I'm a subscriber to Private Eye, the British satirical magazine which appears once a fortnight. One of the Eye's best features is its covers. The latest one relates to Hillary Clinton's announcement last Sunday that she intends to run for president in 2016.
The picture shows Hillary and her husband Bill. Hillary says, "It's time to have a woman in the Oval Office". Bill replies, "Been there, done that".
EXPLANATION The joke relies on the double meaning of the verb 'to have', which can also be used mean 'to have sex with'. The reference is to Bill Clinton's affair with White House intern Monica Lewinsky when he was president. "Been there, done that" is an ellipsis for "I have been there and have done that". The expression is used when the speaker wants to highlight his personal experience or knowledge of a particular place or topic (often in a show of one-upmanship). • Paragliding?
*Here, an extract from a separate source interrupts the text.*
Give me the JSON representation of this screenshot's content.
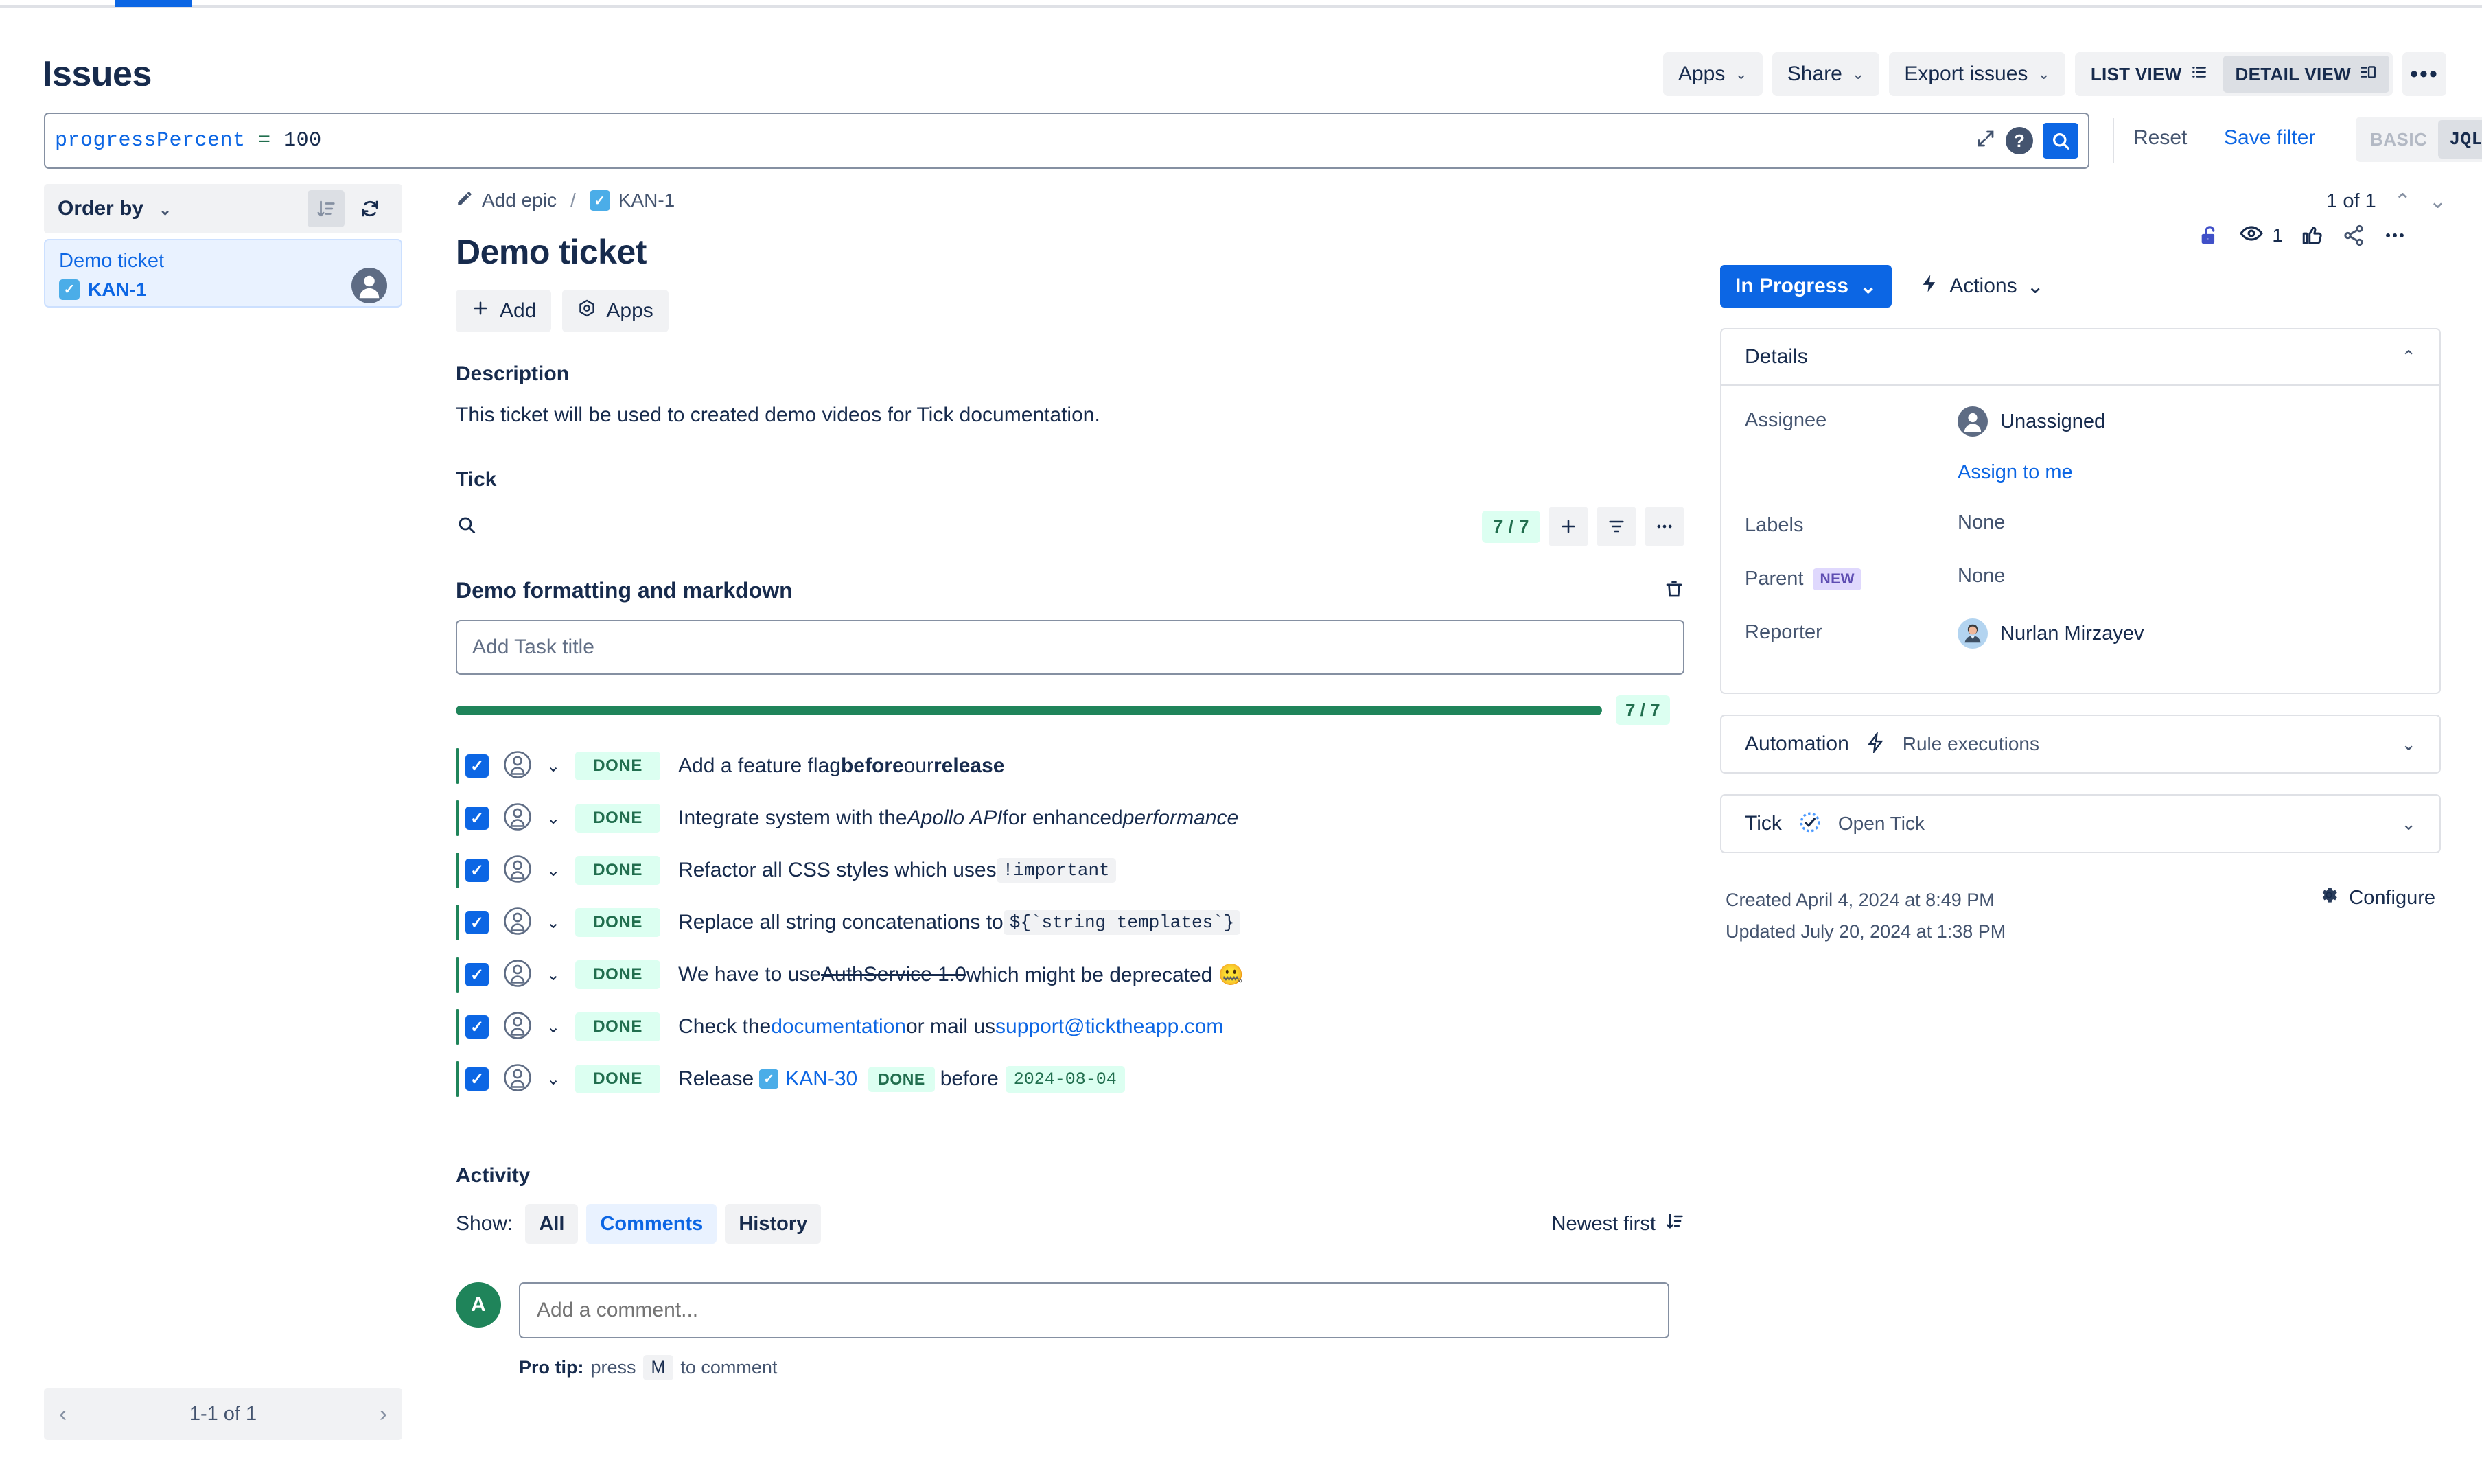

Been there, done that, bought the T-shirt.
BACKGROUND Hillary Clinton confirmed on Sunday what much of the political world has taken as a foregone conclusion for months, if not years: she's running for president in 2016. The former secretary of state, senator, and first lady formally announced her candidacy in a video Sunday afternoon. Read more >>
THE CARTOON The cartoon by Chappatte from Le Temps, Geneva is a spoof on the hit Netflix series House of Cards, which becomes 'House of Clinton'. Season 2 is a reference to the fact that Hillary's husband Bill was president from 1993 to 2001, so if Hillary wins it will be their second spell in the White House. House of Cards is famous for having lots of intrigue, sex, and scandal — so nothing like the House of Clinton :-)
COMMENT I enjoyed Season 2 of House of Cards but thought that Season 1 was better. And, of course, Game of Thrones is much superior.